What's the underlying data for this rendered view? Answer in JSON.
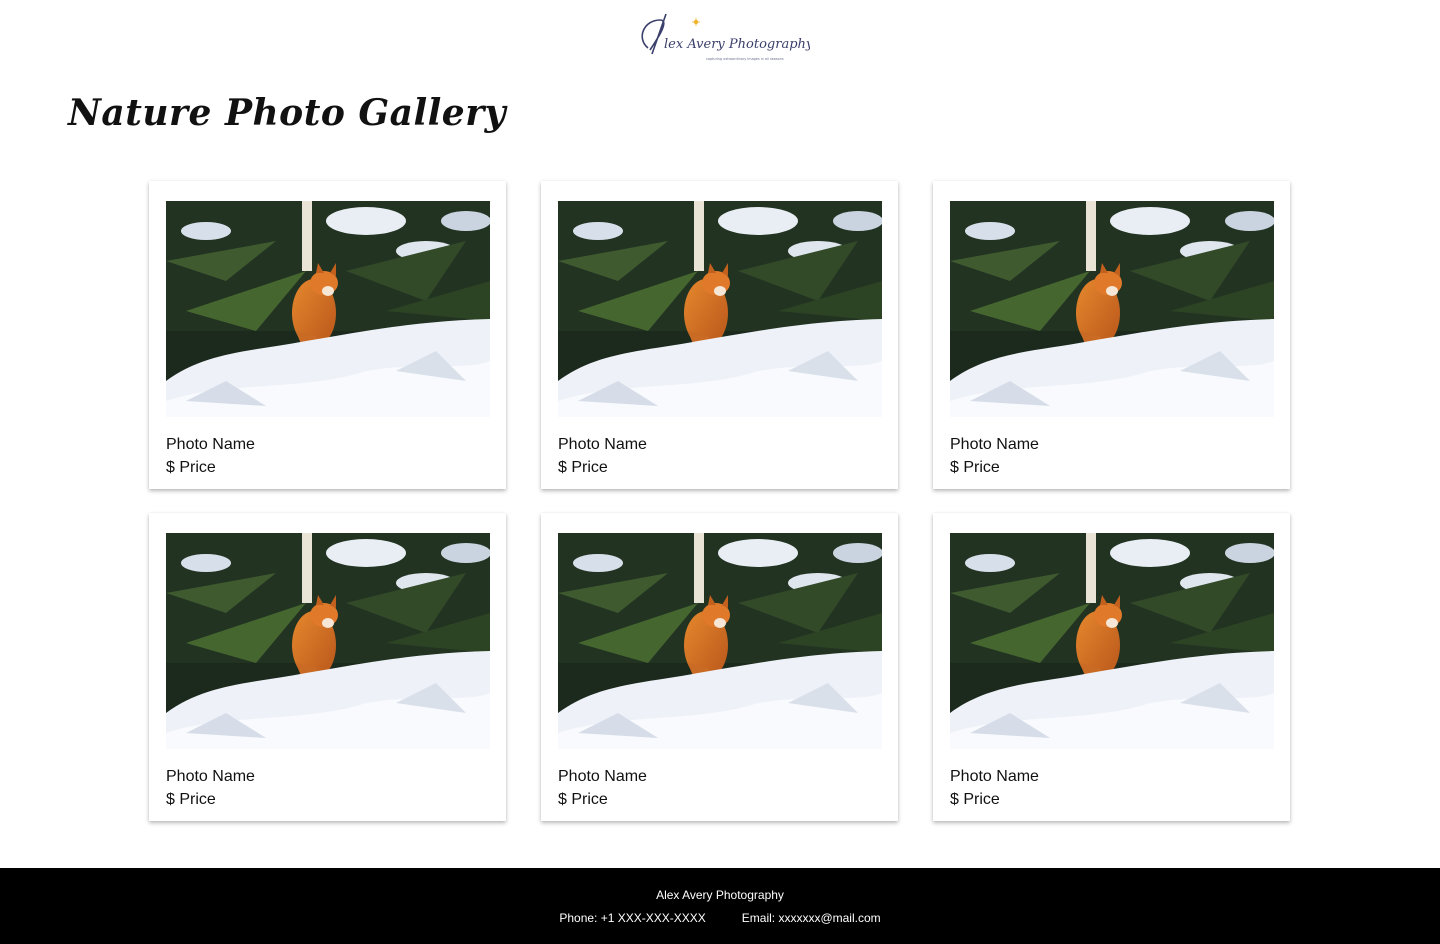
{
  "header": {
    "logo_text": "Alex Avery Photography",
    "logo_tagline": "capturing extraordinary images in all seasons"
  },
  "page": {
    "title": "Nature Photo Gallery"
  },
  "gallery": {
    "photos": [
      {
        "name": "Photo Name",
        "price": "$ Price"
      },
      {
        "name": "Photo Name",
        "price": "$ Price"
      },
      {
        "name": "Photo Name",
        "price": "$ Price"
      },
      {
        "name": "Photo Name",
        "price": "$ Price"
      },
      {
        "name": "Photo Name",
        "price": "$ Price"
      },
      {
        "name": "Photo Name",
        "price": "$ Price"
      }
    ]
  },
  "footer": {
    "brand": "Alex Avery Photography",
    "phone": "Phone: +1 XXX-XXX-XXXX",
    "email": "Email: xxxxxxx@mail.com"
  },
  "colors": {
    "background": "#ffffff",
    "footer_bg": "#000000",
    "footer_text": "#ffffff",
    "logo_accent": "#f0b429",
    "logo_ink": "#3a3f6b"
  }
}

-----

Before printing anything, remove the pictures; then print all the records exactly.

What's the underlying data for this rendered view? Answer in JSON.
{
  "header": {
    "logo_text": "Alex Avery Photography",
    "logo_tagline": "capturing extraordinary images in all seasons"
  },
  "page": {
    "title": "Nature Photo Gallery"
  },
  "gallery": {
    "photos": [
      {
        "name": "Photo Name",
        "price": "$ Price"
      },
      {
        "name": "Photo Name",
        "price": "$ Price"
      },
      {
        "name": "Photo Name",
        "price": "$ Price"
      },
      {
        "name": "Photo Name",
        "price": "$ Price"
      },
      {
        "name": "Photo Name",
        "price": "$ Price"
      },
      {
        "name": "Photo Name",
        "price": "$ Price"
      }
    ]
  },
  "footer": {
    "brand": "Alex Avery Photography",
    "phone": "Phone: +1 XXX-XXX-XXXX",
    "email": "Email: xxxxxxx@mail.com"
  },
  "colors": {
    "background": "#ffffff",
    "footer_bg": "#000000",
    "footer_text": "#ffffff",
    "logo_accent": "#f0b429",
    "logo_ink": "#3a3f6b"
  }
}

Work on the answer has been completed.